Pick out each line below containing "screenshot".

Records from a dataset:
+-------+

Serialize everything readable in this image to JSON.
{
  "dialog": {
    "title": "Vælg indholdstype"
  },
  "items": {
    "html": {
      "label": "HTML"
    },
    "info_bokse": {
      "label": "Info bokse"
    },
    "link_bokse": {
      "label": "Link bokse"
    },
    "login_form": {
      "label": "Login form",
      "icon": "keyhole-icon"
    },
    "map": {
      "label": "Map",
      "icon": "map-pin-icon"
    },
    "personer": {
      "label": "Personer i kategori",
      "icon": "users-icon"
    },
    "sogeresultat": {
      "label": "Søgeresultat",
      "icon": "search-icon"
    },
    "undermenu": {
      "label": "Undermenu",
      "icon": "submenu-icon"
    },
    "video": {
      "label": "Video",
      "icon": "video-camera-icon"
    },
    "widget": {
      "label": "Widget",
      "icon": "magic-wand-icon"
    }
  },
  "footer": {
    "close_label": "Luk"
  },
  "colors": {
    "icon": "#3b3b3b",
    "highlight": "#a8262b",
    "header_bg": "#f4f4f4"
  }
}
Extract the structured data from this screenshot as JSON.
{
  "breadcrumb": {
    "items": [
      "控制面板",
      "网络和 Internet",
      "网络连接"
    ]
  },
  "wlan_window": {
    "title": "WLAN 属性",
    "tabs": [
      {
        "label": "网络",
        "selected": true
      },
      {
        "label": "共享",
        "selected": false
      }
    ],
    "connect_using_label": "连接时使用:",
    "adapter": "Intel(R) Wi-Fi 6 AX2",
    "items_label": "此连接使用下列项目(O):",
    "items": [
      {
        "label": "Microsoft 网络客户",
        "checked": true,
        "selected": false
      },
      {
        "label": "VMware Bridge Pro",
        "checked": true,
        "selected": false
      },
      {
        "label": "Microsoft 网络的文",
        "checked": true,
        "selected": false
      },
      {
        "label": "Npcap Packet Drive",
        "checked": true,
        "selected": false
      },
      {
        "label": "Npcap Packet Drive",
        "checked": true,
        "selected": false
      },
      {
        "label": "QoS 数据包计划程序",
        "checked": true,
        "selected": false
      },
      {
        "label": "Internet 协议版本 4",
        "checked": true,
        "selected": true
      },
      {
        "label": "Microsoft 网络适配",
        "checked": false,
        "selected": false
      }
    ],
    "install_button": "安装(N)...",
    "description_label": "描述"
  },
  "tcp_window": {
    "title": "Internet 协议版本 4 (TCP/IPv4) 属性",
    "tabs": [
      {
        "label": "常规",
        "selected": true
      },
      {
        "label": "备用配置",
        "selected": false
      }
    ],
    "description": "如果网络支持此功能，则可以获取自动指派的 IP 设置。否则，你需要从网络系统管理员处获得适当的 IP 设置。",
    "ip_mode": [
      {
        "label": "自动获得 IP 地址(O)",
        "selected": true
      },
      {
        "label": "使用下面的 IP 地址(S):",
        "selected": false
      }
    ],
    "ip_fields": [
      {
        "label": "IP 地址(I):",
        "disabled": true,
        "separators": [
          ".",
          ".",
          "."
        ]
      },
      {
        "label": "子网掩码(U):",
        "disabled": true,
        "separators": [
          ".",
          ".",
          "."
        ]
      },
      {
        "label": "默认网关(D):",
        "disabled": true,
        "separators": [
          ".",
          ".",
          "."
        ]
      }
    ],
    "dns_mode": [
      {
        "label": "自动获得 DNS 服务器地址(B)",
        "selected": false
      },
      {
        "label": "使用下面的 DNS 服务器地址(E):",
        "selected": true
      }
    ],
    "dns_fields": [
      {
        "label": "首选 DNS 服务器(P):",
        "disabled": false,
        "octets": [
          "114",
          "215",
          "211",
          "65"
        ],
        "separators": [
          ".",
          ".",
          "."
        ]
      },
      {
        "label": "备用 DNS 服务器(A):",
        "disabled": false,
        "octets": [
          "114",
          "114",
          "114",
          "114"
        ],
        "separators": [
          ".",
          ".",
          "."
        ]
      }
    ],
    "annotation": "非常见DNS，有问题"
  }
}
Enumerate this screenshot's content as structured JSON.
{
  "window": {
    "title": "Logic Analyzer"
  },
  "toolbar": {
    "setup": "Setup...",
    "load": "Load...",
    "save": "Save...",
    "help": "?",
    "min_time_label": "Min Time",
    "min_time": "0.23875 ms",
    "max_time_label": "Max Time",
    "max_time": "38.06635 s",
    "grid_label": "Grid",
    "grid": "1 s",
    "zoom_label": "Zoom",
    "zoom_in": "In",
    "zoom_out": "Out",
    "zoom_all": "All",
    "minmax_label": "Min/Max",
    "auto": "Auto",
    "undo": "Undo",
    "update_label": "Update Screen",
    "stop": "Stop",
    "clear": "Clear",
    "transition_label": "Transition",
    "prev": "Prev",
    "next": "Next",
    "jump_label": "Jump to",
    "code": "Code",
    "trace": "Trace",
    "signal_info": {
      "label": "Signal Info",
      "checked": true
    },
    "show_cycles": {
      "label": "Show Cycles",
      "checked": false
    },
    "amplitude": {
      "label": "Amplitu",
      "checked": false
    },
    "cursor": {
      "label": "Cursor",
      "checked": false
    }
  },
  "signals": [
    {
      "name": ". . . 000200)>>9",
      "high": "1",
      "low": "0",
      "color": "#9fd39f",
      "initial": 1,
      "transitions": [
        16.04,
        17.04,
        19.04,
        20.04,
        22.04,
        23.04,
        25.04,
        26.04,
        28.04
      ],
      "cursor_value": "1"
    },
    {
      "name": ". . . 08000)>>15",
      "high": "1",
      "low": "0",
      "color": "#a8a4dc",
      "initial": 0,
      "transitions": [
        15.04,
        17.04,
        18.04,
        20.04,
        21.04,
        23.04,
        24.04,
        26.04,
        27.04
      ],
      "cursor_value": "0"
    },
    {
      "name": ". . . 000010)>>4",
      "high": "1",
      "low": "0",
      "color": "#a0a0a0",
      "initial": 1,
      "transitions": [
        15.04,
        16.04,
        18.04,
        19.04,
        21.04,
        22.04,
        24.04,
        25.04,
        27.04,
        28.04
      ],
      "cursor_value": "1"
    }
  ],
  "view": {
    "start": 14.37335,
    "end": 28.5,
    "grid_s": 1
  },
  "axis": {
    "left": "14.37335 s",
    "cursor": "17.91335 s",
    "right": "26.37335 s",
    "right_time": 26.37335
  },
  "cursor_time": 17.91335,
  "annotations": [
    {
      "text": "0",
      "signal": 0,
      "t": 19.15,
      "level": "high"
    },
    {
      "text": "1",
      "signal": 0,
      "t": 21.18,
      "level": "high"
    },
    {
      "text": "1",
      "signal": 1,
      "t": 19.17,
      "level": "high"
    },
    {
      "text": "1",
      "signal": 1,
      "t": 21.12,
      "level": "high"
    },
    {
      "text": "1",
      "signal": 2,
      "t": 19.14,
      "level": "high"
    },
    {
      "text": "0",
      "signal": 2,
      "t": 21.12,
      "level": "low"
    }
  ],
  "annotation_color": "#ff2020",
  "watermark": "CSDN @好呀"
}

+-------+

▶ [ANSWER SECTION]:
Extract the structured data from this screenshot as JSON.
Enumerate this screenshot's content as structured JSON.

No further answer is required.